EXERCISE DESCRIPTION:
Every line holding the string "Paste" is to be copied from the entries below.
━━━━━━━━
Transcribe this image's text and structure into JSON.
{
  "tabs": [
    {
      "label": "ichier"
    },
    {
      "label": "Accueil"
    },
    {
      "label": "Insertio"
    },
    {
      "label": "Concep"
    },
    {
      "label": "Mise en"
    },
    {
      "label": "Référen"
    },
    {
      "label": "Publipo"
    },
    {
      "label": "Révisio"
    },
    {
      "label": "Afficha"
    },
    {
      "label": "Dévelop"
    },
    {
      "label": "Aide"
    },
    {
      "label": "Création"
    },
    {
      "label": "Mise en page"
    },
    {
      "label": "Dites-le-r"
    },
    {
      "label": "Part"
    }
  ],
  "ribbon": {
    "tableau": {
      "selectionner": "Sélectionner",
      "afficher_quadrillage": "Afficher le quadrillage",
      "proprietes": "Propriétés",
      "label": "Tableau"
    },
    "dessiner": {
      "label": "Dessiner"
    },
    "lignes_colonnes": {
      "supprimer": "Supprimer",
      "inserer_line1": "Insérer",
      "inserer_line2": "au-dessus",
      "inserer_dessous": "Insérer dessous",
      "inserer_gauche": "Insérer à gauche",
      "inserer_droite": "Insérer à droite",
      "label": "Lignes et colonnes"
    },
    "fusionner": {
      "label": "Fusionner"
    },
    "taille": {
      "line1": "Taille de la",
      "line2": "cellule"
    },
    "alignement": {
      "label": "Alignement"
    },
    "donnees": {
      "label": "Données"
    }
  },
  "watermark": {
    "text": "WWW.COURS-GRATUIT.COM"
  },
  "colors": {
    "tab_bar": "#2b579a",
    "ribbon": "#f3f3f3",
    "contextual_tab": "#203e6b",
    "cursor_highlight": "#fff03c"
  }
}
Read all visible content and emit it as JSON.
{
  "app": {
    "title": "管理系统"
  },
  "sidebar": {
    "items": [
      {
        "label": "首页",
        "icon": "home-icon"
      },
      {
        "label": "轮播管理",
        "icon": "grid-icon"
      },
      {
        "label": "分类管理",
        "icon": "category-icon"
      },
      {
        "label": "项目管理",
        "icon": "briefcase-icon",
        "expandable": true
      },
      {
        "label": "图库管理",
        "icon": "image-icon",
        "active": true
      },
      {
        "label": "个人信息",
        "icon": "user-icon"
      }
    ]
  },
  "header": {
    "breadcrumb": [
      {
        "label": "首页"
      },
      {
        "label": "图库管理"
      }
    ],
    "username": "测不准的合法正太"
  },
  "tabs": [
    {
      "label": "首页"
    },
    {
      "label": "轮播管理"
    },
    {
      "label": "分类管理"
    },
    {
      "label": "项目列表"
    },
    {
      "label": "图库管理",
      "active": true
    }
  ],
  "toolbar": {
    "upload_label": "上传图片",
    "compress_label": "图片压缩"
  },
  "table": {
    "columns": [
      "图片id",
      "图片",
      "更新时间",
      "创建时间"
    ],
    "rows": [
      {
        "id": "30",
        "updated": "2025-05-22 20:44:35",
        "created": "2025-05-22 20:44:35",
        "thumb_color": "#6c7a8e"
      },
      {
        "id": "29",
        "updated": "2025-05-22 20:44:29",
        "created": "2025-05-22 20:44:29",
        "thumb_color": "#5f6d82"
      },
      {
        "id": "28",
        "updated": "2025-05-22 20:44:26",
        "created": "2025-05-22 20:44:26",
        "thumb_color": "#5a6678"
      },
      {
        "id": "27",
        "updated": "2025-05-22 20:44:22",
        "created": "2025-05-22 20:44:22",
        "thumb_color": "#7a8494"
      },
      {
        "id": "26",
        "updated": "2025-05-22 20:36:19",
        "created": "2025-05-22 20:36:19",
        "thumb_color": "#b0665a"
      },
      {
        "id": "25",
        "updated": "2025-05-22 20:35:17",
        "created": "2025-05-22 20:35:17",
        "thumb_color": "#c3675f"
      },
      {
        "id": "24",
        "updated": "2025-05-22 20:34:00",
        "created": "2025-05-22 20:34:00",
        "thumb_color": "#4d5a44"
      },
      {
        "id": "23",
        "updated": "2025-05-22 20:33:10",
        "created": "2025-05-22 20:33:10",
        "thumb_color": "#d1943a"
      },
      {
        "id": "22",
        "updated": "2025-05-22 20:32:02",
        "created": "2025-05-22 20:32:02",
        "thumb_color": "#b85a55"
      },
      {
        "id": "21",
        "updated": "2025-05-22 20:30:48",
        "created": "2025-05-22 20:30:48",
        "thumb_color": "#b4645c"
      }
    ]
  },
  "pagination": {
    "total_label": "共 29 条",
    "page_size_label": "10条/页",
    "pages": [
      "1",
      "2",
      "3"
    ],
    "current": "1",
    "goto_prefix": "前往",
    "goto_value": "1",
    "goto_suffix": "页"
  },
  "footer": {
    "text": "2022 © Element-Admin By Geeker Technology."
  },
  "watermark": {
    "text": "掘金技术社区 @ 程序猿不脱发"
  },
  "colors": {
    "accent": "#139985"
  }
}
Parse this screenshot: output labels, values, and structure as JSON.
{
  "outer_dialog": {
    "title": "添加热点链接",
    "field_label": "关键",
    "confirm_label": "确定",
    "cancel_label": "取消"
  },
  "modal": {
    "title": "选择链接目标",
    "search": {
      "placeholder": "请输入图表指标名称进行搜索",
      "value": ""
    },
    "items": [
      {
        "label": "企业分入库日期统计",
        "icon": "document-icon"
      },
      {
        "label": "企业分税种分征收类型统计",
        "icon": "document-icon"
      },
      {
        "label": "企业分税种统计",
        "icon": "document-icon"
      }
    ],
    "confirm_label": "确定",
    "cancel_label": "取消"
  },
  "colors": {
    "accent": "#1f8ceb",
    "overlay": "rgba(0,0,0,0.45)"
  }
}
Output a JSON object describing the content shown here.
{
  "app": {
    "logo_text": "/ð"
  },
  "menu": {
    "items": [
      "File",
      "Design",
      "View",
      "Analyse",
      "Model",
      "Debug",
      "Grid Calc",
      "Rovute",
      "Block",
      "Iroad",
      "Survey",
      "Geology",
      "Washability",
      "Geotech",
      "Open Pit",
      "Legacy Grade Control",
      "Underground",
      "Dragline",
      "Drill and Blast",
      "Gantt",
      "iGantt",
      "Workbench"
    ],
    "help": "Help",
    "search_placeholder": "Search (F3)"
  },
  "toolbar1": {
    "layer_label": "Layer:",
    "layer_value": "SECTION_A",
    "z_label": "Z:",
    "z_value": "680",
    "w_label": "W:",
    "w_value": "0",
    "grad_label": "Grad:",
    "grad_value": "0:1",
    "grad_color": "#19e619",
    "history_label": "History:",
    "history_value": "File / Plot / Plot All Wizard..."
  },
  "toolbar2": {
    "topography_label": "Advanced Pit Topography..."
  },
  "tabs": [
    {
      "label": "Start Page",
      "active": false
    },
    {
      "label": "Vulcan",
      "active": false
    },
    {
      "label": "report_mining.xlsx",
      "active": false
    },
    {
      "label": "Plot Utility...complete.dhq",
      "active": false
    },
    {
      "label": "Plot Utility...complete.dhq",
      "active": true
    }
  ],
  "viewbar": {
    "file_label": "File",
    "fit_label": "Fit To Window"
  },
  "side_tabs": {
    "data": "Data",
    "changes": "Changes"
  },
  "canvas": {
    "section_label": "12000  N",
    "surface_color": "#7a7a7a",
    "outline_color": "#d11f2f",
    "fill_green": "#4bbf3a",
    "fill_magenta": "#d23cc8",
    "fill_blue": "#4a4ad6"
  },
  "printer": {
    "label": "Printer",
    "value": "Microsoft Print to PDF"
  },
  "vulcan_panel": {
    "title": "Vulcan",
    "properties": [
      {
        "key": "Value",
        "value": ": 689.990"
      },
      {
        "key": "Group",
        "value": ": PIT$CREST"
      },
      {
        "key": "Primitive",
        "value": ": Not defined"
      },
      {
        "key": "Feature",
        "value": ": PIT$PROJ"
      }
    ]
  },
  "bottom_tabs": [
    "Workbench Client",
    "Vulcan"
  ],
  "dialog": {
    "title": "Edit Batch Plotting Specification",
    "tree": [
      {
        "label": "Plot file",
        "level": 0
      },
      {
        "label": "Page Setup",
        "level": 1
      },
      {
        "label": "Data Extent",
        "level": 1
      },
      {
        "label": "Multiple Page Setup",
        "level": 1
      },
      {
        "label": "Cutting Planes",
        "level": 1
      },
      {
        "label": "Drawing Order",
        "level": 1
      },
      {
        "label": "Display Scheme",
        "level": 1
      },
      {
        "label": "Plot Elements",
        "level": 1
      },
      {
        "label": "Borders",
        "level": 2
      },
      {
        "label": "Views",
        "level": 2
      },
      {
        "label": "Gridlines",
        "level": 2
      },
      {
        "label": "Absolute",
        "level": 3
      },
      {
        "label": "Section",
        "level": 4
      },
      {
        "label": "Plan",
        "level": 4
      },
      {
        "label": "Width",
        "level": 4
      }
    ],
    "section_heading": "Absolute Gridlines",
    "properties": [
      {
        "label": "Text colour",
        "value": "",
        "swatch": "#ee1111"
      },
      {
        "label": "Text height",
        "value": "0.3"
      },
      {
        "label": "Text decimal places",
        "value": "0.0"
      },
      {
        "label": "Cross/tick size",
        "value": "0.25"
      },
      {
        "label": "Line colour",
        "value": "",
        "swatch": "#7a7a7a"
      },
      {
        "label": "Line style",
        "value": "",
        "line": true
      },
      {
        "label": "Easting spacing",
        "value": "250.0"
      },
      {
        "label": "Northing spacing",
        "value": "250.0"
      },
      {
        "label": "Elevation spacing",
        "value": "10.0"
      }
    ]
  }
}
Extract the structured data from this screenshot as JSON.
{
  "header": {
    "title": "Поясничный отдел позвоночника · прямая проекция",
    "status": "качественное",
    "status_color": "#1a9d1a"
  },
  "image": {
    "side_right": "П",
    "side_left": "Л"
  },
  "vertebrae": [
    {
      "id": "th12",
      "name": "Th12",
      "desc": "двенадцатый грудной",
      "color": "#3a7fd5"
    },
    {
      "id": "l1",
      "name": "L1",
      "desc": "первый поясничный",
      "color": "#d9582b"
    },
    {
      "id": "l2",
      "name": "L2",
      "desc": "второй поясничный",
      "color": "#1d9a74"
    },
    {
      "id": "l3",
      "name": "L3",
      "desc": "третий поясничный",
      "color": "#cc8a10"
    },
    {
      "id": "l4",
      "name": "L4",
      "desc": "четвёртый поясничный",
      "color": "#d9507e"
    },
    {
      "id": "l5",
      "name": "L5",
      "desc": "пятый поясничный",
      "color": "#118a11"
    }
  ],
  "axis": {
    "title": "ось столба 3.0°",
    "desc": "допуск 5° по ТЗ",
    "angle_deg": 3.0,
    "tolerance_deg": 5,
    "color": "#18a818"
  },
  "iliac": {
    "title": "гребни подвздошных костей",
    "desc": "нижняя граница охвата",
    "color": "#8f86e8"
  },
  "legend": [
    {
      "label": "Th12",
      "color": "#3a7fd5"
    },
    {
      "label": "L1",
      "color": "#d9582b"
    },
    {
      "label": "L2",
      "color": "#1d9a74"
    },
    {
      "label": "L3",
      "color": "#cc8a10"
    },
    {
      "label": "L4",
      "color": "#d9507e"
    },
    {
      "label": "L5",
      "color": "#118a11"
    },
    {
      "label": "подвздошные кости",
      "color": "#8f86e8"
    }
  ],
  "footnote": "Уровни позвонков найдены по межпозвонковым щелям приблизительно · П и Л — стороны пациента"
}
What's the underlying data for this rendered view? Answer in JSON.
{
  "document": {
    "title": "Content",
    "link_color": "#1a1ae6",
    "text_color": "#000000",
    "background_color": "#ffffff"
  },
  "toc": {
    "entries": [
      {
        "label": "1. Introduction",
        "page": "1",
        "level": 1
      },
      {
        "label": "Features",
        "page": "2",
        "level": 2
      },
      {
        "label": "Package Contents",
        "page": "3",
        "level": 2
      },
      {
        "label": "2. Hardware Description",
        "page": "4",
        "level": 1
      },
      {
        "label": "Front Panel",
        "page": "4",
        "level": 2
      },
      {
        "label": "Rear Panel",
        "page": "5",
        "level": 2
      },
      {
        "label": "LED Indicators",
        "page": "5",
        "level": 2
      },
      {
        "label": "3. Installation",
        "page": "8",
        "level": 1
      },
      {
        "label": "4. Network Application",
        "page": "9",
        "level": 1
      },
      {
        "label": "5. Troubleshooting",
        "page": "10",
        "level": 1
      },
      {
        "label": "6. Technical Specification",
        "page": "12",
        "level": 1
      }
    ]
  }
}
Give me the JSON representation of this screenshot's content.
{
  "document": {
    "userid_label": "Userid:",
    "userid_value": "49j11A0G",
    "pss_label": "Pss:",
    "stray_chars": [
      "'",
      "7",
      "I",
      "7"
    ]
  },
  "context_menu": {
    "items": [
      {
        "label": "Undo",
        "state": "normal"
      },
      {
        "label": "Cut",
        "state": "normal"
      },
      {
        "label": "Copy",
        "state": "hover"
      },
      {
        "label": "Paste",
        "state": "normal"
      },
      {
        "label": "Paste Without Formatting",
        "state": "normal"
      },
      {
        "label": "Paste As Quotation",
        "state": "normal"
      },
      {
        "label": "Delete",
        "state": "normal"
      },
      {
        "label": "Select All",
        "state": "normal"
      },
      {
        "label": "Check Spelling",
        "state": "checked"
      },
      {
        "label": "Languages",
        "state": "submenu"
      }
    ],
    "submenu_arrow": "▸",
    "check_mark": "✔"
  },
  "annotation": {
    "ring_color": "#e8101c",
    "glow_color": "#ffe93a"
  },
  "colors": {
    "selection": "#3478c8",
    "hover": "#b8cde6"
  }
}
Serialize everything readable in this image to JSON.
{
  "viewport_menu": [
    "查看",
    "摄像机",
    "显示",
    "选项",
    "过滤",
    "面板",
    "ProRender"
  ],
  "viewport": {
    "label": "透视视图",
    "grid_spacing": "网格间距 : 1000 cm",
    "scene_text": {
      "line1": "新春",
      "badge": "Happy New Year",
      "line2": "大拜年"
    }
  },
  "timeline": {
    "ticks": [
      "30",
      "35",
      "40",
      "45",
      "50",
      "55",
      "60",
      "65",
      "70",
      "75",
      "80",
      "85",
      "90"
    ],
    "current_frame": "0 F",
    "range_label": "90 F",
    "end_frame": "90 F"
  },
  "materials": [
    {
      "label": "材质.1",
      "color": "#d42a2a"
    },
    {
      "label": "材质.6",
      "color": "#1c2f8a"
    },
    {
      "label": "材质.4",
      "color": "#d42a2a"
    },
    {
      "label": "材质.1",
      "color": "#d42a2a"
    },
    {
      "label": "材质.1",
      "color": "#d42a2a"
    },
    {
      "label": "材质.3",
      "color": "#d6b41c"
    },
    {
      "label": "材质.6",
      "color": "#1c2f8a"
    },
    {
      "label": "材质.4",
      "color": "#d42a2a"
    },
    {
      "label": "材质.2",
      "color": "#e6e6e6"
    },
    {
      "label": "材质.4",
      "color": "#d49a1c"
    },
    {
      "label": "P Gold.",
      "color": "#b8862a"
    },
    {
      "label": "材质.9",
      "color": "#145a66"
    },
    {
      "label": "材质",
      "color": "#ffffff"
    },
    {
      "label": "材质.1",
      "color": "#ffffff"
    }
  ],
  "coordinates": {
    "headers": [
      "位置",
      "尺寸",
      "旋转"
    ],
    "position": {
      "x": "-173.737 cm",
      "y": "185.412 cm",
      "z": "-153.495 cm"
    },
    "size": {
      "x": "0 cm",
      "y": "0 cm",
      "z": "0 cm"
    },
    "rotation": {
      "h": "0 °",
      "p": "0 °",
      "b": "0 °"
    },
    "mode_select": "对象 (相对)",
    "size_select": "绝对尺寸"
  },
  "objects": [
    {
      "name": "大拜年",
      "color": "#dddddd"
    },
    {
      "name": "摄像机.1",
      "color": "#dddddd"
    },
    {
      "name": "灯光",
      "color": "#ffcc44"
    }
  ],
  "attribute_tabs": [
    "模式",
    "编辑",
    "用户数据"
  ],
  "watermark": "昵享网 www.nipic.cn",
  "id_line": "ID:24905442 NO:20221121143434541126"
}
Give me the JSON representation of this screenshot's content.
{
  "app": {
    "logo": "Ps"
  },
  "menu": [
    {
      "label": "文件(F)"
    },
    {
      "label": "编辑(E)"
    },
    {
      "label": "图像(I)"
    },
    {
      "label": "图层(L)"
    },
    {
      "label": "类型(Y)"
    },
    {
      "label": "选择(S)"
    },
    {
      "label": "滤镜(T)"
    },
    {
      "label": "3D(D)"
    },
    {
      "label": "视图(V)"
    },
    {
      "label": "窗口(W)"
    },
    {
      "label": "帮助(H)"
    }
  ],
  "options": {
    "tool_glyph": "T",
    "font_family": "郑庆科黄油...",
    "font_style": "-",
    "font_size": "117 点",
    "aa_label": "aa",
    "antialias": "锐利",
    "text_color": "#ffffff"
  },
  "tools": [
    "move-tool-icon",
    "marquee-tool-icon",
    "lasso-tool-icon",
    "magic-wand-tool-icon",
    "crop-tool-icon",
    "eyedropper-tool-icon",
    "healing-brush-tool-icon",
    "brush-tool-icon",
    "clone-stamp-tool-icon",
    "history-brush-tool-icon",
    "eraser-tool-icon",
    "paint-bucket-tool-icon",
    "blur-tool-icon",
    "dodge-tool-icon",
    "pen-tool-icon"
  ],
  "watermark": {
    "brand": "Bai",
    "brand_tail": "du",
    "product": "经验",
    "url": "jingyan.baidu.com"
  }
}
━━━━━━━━
RESPONSE TO THE EXERCISE:
        "label": "Paste",
        "label": "Paste Without Formatting",
        "label": "Paste As Quotation",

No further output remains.